As a member of the Sports Law Group, Josh has represented several Major League Baseball Clubs in all aspects of the salary arbitration process, including the Miami Marlins, Boston Red Sox, Los Angeles Dodgers, Kansas City Royals, San Francisco Giants, Tampa Bay Rays and Toronto Blue Jays. In particular, Josh successfully represented the Miami Marlins in their case against All-Star Catcher J.T. Realmuto, which was a significant club victory in salary arbitration. Josh also represents Major League Baseball and its clubs in ongoing litigation brought by current and former minor league players who allege minimum wage and overtime violations. Josh participated on the team that successfully defended Major League Baseball in a wage-and-hour lawsuit brought by a former volunteer for the 2013 All-Star FanFest, who alleged minimum wage violations under federal and state law. The lawsuit was dismissed by the federal district court, and was affirmed by the U.S. Court of Appeals for the Second Circuit.

Josh also has extensive experience representing professional sports leagues and teams in grievance arbitration proceedings, including playing a vital role in all aspects of the grievance challenging the suspension for use of performance-enhancing drugs of then-New York Yankees third baseman Alex Rodriguez. Josh also has counseled NHL Clubs and served on the trial teams for grievances alleging violations of the collective bargaining agreement, including cases involving use of performance-enhancing substances, domestic violence issues, and supplementary discipline for on-ice conduct. He has played a key role in representing professional sports leagues in all aspects of their collective bargaining negotiations with players and officials, including the Major League Baseball, National Hockey League, the National Football League, Major League Soccer, the Professional Referee Organization, and the National Basketball Association,.

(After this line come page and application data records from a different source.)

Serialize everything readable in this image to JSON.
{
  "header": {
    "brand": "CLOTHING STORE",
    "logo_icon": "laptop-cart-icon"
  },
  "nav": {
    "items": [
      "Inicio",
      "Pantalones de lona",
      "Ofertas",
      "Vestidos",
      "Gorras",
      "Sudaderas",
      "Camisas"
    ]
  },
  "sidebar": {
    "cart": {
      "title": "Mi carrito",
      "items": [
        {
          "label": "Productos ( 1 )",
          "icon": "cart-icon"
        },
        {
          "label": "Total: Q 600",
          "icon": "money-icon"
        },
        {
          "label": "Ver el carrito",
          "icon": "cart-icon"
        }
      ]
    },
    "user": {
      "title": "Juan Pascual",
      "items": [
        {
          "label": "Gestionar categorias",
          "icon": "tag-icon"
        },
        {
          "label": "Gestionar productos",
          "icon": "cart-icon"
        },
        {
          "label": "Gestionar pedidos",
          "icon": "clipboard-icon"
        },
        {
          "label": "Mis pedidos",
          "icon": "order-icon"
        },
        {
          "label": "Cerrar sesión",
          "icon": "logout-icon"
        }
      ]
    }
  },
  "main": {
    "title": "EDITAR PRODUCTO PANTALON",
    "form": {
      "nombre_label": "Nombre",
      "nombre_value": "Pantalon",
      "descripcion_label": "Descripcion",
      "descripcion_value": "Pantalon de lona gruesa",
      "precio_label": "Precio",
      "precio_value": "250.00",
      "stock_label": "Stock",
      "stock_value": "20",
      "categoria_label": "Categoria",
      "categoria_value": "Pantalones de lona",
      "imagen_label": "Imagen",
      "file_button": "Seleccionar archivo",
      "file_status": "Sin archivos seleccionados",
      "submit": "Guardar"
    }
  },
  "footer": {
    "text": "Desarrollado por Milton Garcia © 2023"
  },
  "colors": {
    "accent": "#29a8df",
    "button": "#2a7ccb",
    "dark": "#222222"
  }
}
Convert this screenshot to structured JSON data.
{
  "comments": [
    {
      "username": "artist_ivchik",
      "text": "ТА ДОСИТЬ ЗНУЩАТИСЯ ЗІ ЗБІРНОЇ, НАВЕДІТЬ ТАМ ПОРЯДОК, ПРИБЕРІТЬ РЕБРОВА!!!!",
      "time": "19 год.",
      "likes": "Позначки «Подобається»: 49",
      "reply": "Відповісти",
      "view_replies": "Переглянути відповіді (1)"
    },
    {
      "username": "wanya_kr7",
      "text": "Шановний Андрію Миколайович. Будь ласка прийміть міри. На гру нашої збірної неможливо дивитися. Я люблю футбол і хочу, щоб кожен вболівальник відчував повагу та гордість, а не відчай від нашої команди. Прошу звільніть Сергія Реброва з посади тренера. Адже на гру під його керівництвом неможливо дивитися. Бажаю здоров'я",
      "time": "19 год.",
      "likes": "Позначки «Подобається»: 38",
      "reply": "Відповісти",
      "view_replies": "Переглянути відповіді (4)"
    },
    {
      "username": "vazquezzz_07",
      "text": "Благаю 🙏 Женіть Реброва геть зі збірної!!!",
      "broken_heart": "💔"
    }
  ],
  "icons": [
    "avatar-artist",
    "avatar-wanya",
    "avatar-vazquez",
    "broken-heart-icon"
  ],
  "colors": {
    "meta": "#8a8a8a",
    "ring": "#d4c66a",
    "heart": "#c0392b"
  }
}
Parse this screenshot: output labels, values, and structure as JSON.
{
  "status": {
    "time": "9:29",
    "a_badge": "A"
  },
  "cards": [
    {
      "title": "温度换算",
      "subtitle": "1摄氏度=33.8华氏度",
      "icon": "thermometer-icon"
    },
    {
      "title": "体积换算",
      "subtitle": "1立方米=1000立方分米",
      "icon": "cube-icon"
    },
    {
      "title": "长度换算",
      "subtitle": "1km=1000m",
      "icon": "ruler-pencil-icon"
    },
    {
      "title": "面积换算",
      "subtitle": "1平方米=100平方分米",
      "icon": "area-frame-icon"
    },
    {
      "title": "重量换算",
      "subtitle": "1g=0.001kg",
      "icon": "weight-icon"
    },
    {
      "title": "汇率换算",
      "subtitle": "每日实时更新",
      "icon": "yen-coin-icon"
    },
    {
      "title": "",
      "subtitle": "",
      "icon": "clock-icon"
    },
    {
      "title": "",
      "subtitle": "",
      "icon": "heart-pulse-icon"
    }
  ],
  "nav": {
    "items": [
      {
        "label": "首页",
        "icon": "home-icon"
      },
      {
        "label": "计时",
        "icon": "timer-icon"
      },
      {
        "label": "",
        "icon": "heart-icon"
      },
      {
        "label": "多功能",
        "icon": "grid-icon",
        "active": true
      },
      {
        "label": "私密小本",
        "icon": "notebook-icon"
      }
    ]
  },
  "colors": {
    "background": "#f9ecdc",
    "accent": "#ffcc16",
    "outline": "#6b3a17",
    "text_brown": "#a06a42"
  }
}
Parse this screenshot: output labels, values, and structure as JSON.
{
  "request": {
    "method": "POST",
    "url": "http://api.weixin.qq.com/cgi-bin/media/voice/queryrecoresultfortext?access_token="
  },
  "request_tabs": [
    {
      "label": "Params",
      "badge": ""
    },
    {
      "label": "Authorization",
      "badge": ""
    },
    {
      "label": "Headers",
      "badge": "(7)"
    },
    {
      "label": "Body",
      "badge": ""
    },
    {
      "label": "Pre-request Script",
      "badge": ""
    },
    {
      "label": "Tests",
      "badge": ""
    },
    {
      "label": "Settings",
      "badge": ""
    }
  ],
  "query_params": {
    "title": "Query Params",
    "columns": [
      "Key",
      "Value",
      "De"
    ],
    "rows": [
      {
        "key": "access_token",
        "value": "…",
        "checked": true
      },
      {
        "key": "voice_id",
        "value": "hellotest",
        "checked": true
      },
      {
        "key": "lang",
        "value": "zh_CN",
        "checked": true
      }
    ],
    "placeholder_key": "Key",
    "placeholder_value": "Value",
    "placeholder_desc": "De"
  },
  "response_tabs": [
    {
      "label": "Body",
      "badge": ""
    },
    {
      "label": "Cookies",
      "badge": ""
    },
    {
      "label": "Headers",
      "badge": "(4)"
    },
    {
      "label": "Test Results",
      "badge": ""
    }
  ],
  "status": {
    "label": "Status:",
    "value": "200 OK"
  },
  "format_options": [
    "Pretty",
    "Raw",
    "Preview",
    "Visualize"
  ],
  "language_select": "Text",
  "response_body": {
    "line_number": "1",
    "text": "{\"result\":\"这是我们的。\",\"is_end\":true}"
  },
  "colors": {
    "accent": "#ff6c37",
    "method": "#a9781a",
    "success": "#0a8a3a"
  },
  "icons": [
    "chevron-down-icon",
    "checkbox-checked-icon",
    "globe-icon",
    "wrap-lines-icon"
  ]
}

In addition, Josh has extensive experience representing clients in the performing arts industry, including the New York City Ballet, New York City Opera, Big Apple Circus, among many others, in collective bargaining negotiations with performers and musicians, the administration of their collective bargaining agreements, and in grievance arbitrations.

Josh also represents a diverse range of clients, including real estate developers and contractors, pipe line contractors, hospitals, hotels, manufacturers and public employers, in collective bargaining, counseling on general employment matters and proceedings before the National Labor Relations Board, New York State Public Employment Relations Board and arbitrators.

Josh has also recently served as an adjunct professor at Cornell University’s School of Industrial Labor Relations for the past two years, teaching a course regarding Major League Baseball salary arbitration.

Prior to joining Proskauer, Josh worked for a year and a half at the National Hockey League, where he was involved in all labor and employment matters, including preparations for collective bargaining, grievance arbitration, contract drafting and reviewing and employment counseling. Josh also interned in the labor relations department of Major League Baseball and at Region 2 of the National Labor Relations Board. He was a member of the Brooklyn Law Review and the Appellate Moot Court Honor Society and served as president of the Brooklyn Entertainment and Sports Law Society.